● TASK DESCRIPTION
Collect all lines from the listing that include the string "Survey".

● THE RECORDS
____________________

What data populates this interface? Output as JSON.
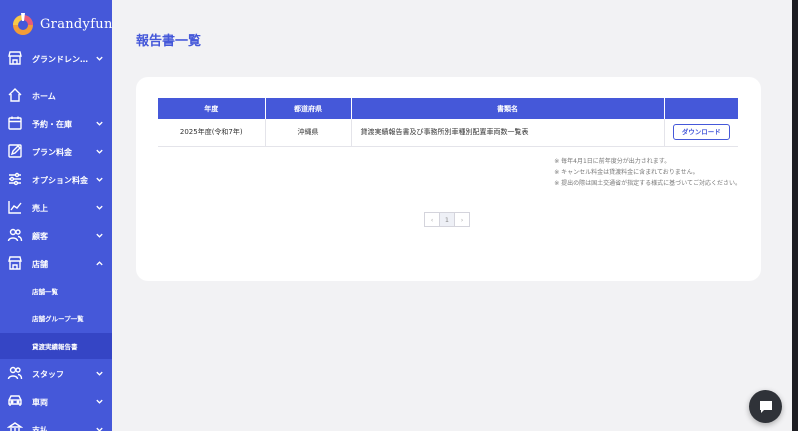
{
  "brand": {
    "name": "Grandyfun"
  },
  "sidebar": {
    "items": [
      {
        "label": "グランドレン…",
        "icon": "store-icon",
        "expandable": true
      },
      {
        "label": "ホーム",
        "icon": "home-icon",
        "expandable": false
      },
      {
        "label": "予約・在庫",
        "icon": "calendar-icon",
        "expandable": true
      },
      {
        "label": "プラン料金",
        "icon": "edit-icon",
        "expandable": true
      },
      {
        "label": "オプション料金",
        "icon": "sliders-icon",
        "expandable": true
      },
      {
        "label": "売上",
        "icon": "chart-icon",
        "expandable": true
      },
      {
        "label": "顧客",
        "icon": "users-icon",
        "expandable": true
      },
      {
        "label": "店舗",
        "icon": "store-icon",
        "expandable": true,
        "expanded": true
      },
      {
        "label": "スタッフ",
        "icon": "users-icon",
        "expandable": true
      },
      {
        "label": "車両",
        "icon": "car-icon",
        "expandable": true
      },
      {
        "label": "支払",
        "icon": "bank-icon",
        "expandable": true
      }
    ],
    "sub_items": [
      {
        "label": "店舗一覧"
      },
      {
        "label": "店舗グループ一覧"
      },
      {
        "label": "貸渡実績報告書",
        "active": true
      }
    ]
  },
  "page": {
    "title": "報告書一覧"
  },
  "table": {
    "headers": [
      "年度",
      "都道府県",
      "書類名",
      ""
    ],
    "rows": [
      {
        "year": "2025年度(令和7年)",
        "prefecture": "沖縄県",
        "document": "貸渡実績報告書及び事務所別車種別配置車両数一覧表",
        "action": "ダウンロード"
      }
    ]
  },
  "notes": [
    "※ 毎年4月1日に前年度分が出力されます。",
    "※ キャンセル料金は貸渡料金に含まれておりません。",
    "※ 提出の際は国土交通省が指定する様式に基づいてご対応ください。"
  ],
  "pagination": {
    "prev": "‹",
    "current": "1",
    "next": "›"
  },
  "colors": {
    "primary": "#4558d9",
    "active": "#3545c5",
    "background": "#f2f2f4"
  }
}
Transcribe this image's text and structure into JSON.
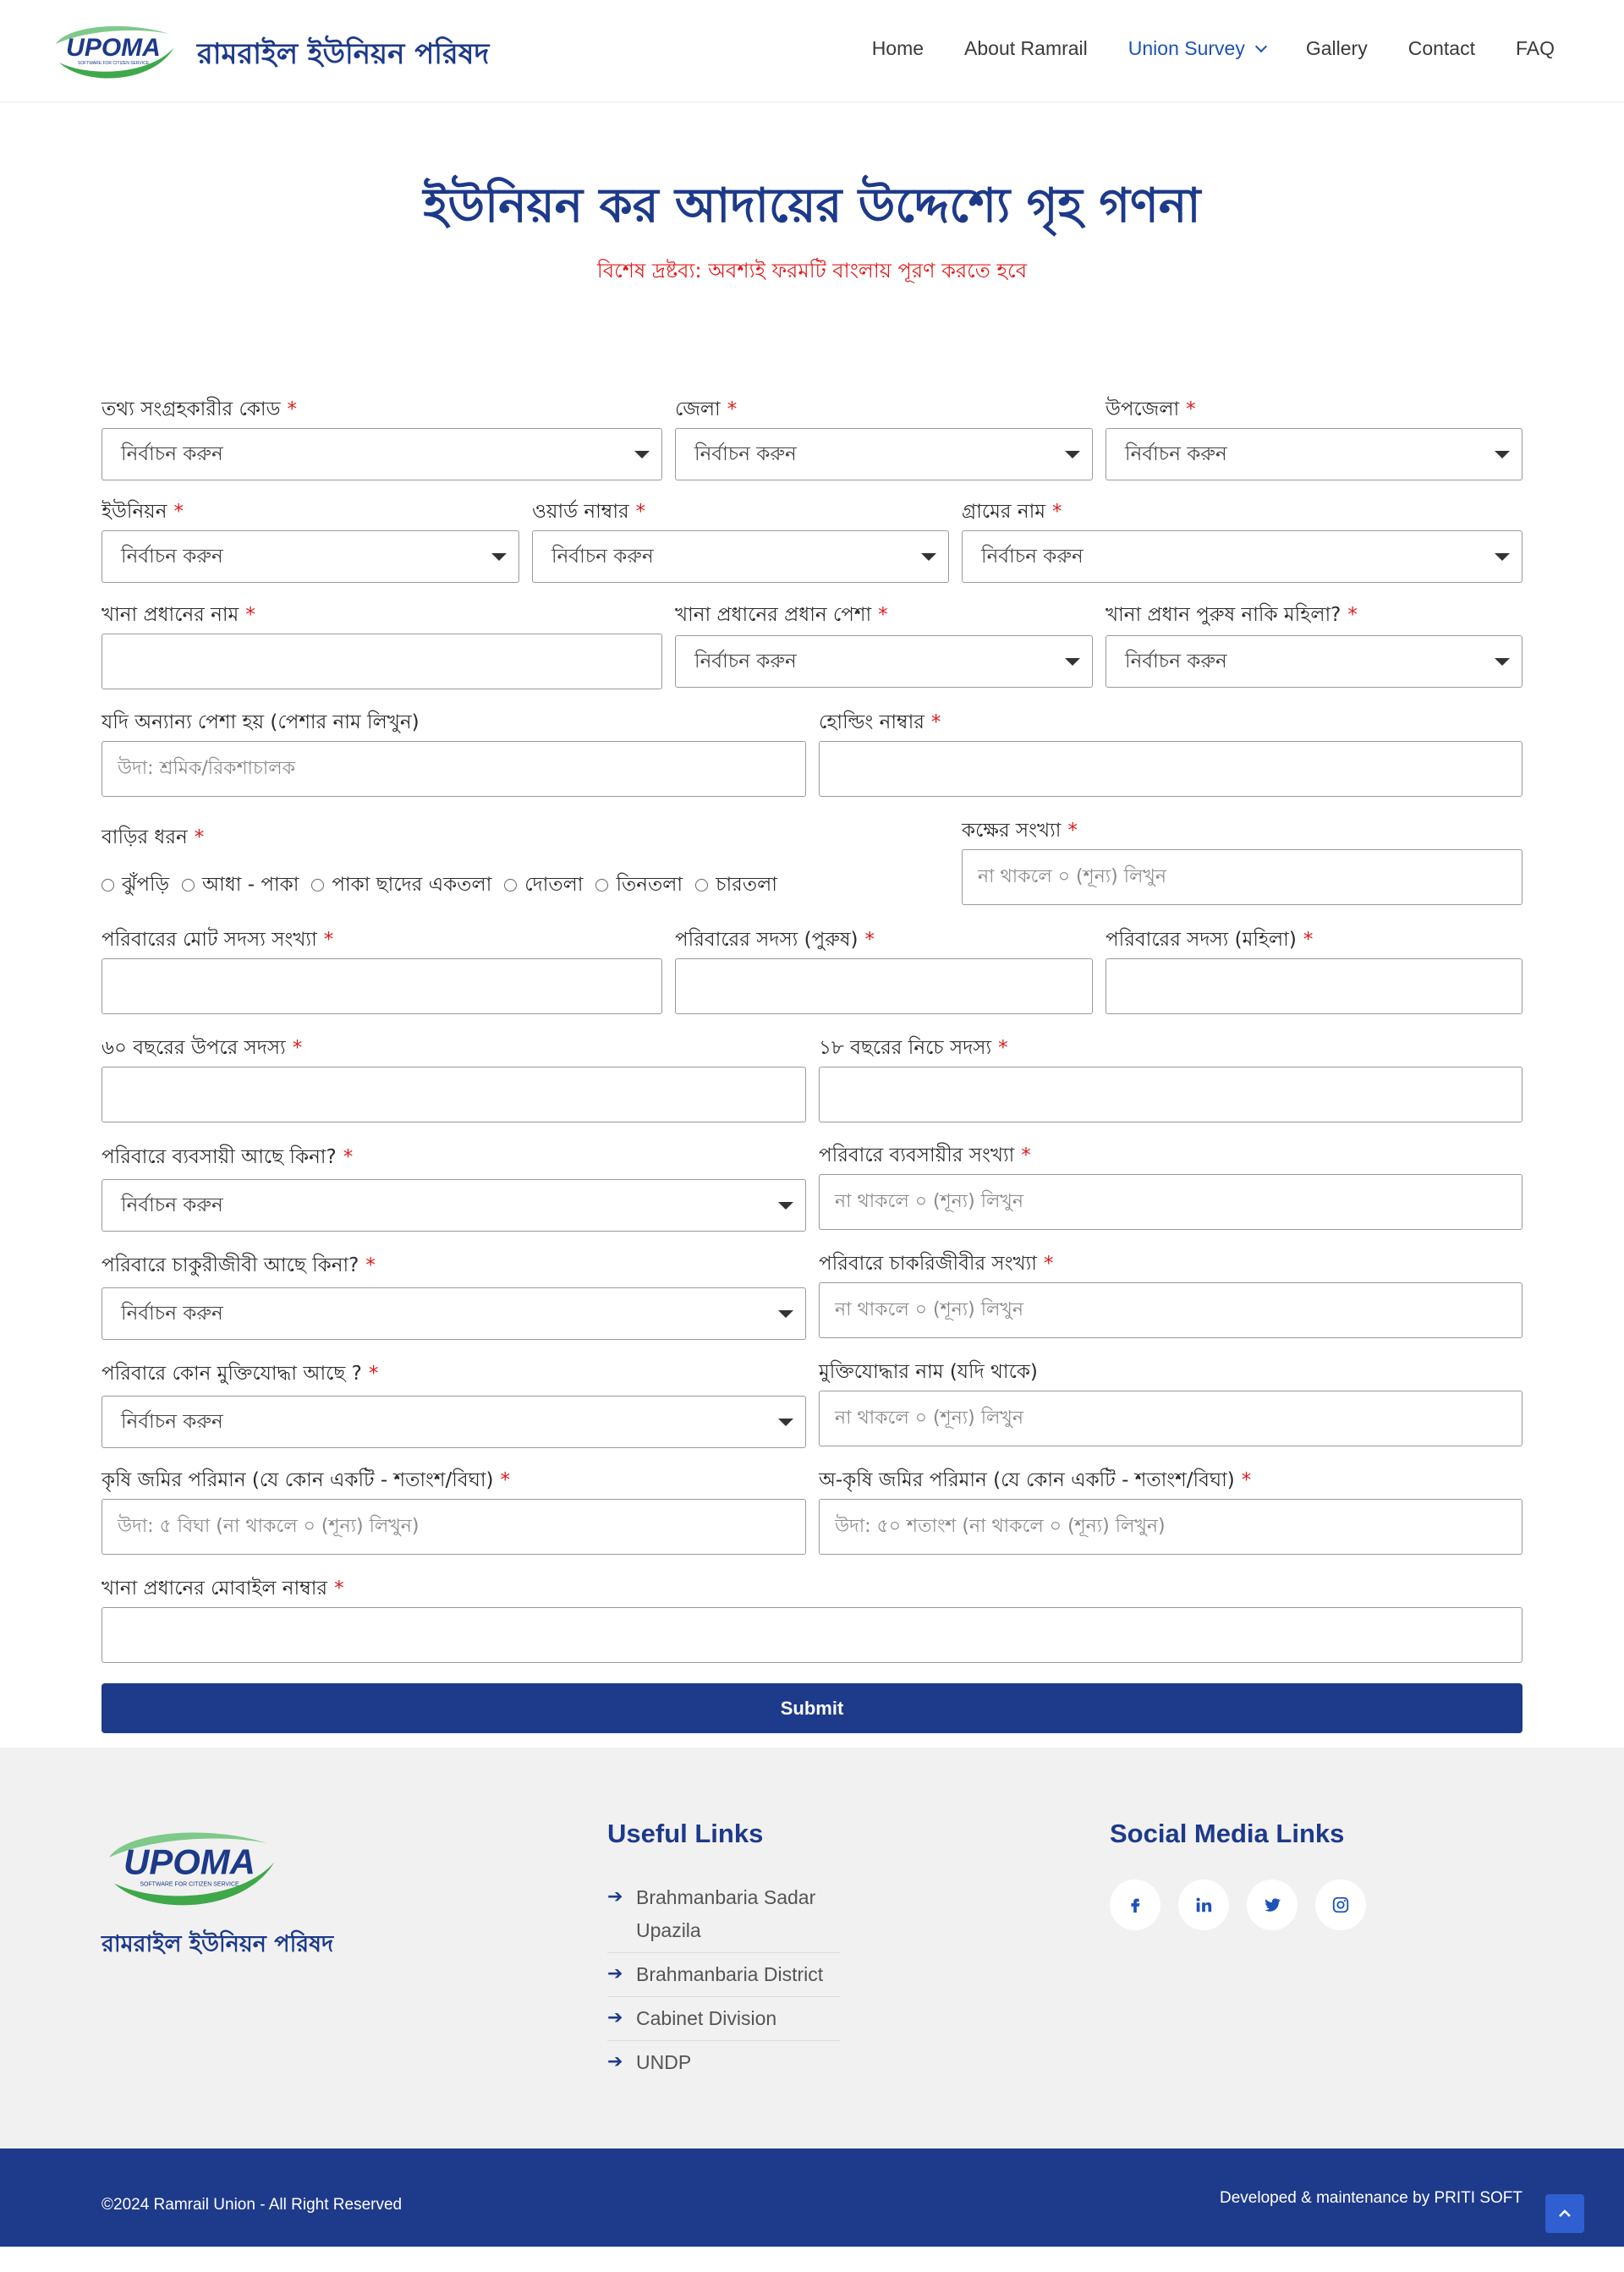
{
  "header": {
    "logo_text": "UPOMA",
    "logo_tagline": "SOFTWARE FOR CITIZEN SERVICE",
    "site_title": "রামরাইল ইউনিয়ন পরিষদ",
    "nav": [
      "Home",
      "About Ramrail",
      "Union Survey",
      "Gallery",
      "Contact",
      "FAQ"
    ],
    "active_nav": "Union Survey"
  },
  "page": {
    "title": "ইউনিয়ন কর আদায়ের উদ্দেশ্যে গৃহ গণনা",
    "notice": "বিশেষ দ্রষ্টব্য: অবশ্যই ফরমটি বাংলায় পূরণ করতে হবে"
  },
  "form": {
    "select_placeholder": "নির্বাচন করুন",
    "required_mark": "*",
    "collector_code": "তথ্য সংগ্রহকারীর কোড",
    "district": "জেলা",
    "upazila": "উপজেলা",
    "union": "ইউনিয়ন",
    "ward_no": "ওয়ার্ড নাম্বার",
    "village": "গ্রামের নাম",
    "head_name": "খানা প্রধানের নাম",
    "head_occupation": "খানা প্রধানের প্রধান পেশা",
    "head_gender": "খানা প্রধান পুরুষ নাকি মহিলা?",
    "other_occupation": "যদি অন্যান্য পেশা হয় (পেশার নাম লিখুন)",
    "other_occupation_ph": "উদা: শ্রমিক/রিকশাচালক",
    "holding_no": "হোল্ডিং নাম্বার",
    "house_type": "বাড়ির ধরন",
    "house_options": [
      "ঝুঁপড়ি",
      "আধা - পাকা",
      "পাকা ছাদের একতলা",
      "দোতলা",
      "তিনতলা",
      "চারতলা"
    ],
    "rooms": "কক্ষের সংখ্যা",
    "zero_ph": "না থাকলে ০ (শূন্য) লিখুন",
    "total_members": "পরিবারের মোট সদস্য সংখ্যা",
    "male_members": "পরিবারের সদস্য (পুরুষ)",
    "female_members": "পরিবারের সদস্য (মহিলা)",
    "above_60": "৬০ বছরের উপরে সদস্য",
    "below_18": "১৮ বছরের নিচে সদস্য",
    "has_business": "পরিবারে ব্যবসায়ী আছে কিনা?",
    "business_count": "পরিবারে ব্যবসায়ীর সংখ্যা",
    "has_job": "পরিবারে চাকুরীজীবী আছে কিনা?",
    "job_count": "পরিবারে চাকরিজীবীর সংখ্যা",
    "has_freedom_fighter": "পরিবারে কোন মুক্তিযোদ্ধা আছে ?",
    "freedom_fighter_name": "মুক্তিযোদ্ধার নাম (যদি থাকে)",
    "agri_land": "কৃষি জমির পরিমান (যে কোন একটি - শতাংশ/বিঘা)",
    "agri_land_ph": "উদা: ৫ বিঘা (না থাকলে ০ (শূন্য) লিখুন)",
    "nonagri_land": "অ-কৃষি জমির পরিমান (যে কোন একটি - শতাংশ/বিঘা)",
    "nonagri_land_ph": "উদা: ৫০ শতাংশ (না থাকলে ০ (শূন্য) লিখুন)",
    "mobile": "খানা প্রধানের মোবাইল নাম্বার",
    "submit": "Submit"
  },
  "footer": {
    "logo_text": "UPOMA",
    "logo_tagline": "SOFTWARE FOR CITIZEN SERVICE",
    "title": "রামরাইল ইউনিয়ন পরিষদ",
    "useful_links_heading": "Useful Links",
    "useful_links": [
      "Brahmanbaria Sadar Upazila",
      "Brahmanbaria District",
      "Cabinet Division",
      "UNDP"
    ],
    "social_heading": "Social Media Links",
    "socials": [
      "facebook-icon",
      "linkedin-icon",
      "twitter-icon",
      "instagram-icon"
    ],
    "copyright": "©2024 Ramrail Union - All Right Reserved",
    "developer": "Developed & maintenance by PRITI SOFT"
  },
  "colors": {
    "brand_blue": "#1d3a8a",
    "accent_red": "#e01b1b",
    "logo_green": "#3fa84a"
  }
}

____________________

● RESPONSE BELOW
      "Union Survey",
    "active_nav": "Union Survey"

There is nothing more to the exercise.